Traditional Victorian gender roles upheld that women's rightful place was within the home – the private, or domestic, sphere - where they were subordinate to men as daughter, wife and mother. Essentially, women were viewed as man's helpmate. Society was constructed in such a way – legally, politically and economically – as to enforce their dependence on men.
This set of verses, printed on a small piece of blue card, promotes this concept of woman. Her identity is defined in relation to man as his 'comforter'. The ironic title, 'Woman's Rights', indicates that it was written in response to the growing women's rights movement of the latter half of the 19th century. In the last stanza the anonymous author alludes to a Christian God to bolster their argument that gender roles are set in stone, a manifestation of God's natural order on earth.
- Article by:
- Kathryn Hughes
- The novel 1832–1880
Why do so few of George Eliot’s female characters fulfil their potential?
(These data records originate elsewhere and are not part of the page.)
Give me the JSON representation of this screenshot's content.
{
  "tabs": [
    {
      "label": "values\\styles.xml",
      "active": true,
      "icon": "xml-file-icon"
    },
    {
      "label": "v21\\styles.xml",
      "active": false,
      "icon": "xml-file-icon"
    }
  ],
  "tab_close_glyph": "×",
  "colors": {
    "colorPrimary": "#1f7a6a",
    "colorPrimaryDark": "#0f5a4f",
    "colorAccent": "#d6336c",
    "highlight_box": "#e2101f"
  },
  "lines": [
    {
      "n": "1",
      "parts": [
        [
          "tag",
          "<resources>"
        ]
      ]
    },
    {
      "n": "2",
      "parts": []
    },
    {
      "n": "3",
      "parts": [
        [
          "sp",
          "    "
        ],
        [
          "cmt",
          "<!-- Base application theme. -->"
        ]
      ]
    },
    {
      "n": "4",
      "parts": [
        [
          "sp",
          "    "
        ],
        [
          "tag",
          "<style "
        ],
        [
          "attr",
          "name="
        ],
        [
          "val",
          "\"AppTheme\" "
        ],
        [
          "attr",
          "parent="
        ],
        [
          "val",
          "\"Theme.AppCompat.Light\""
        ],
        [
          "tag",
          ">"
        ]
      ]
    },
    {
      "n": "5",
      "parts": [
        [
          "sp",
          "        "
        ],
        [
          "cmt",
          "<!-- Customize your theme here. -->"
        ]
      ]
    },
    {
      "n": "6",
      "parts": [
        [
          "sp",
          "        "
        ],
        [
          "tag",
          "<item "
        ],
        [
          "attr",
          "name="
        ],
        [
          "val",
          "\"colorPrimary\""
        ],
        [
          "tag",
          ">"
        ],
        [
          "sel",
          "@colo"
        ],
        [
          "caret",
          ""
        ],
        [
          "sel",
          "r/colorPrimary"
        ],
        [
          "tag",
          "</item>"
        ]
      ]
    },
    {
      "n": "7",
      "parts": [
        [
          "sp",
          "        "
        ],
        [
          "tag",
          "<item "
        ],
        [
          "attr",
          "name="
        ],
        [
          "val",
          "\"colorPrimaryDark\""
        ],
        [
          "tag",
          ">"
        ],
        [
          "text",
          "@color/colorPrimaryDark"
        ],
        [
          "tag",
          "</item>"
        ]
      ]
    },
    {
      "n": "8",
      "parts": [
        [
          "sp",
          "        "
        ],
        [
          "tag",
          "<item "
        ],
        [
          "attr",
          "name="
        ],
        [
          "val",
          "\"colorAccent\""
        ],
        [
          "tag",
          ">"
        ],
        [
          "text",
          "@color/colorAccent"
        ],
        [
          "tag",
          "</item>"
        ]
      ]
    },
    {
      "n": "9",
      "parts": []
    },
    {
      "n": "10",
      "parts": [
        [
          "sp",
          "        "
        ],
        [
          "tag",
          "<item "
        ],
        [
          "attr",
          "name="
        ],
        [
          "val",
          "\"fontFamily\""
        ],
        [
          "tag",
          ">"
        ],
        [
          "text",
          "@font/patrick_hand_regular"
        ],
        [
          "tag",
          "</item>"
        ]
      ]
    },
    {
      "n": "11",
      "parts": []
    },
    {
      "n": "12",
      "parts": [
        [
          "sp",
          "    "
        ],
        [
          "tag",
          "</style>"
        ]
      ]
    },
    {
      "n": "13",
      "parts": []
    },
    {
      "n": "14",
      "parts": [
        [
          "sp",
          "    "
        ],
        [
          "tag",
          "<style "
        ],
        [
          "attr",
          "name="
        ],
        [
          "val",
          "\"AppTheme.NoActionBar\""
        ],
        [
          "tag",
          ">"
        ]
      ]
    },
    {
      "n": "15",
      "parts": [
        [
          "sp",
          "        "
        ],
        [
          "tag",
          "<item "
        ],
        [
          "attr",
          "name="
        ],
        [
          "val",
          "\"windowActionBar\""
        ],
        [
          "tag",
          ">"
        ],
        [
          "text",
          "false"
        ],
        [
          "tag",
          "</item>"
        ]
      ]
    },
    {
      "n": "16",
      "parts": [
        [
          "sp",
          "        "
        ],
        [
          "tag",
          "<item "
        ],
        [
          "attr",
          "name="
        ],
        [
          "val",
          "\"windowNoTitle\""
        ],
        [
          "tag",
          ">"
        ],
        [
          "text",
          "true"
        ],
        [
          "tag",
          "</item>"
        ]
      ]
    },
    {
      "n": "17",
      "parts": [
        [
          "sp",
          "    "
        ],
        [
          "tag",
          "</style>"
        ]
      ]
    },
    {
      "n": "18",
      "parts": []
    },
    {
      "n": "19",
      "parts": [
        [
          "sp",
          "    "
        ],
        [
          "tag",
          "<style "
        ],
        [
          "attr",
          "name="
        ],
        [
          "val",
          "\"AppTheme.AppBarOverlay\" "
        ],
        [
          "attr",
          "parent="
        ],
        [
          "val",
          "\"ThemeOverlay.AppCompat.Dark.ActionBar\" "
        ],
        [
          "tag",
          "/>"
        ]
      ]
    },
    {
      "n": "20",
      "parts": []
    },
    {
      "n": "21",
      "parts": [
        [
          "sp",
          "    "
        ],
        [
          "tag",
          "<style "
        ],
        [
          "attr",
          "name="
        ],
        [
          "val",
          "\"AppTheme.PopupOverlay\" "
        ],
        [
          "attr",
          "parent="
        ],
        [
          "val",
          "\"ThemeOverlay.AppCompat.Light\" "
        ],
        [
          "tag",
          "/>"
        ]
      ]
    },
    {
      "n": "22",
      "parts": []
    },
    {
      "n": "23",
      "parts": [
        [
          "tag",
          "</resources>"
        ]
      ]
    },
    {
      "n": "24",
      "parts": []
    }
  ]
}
Professor Kathryn Hughes considers Eliot’s attitudes towards women’s rights, education and place in society, and how she expresses these in her novels.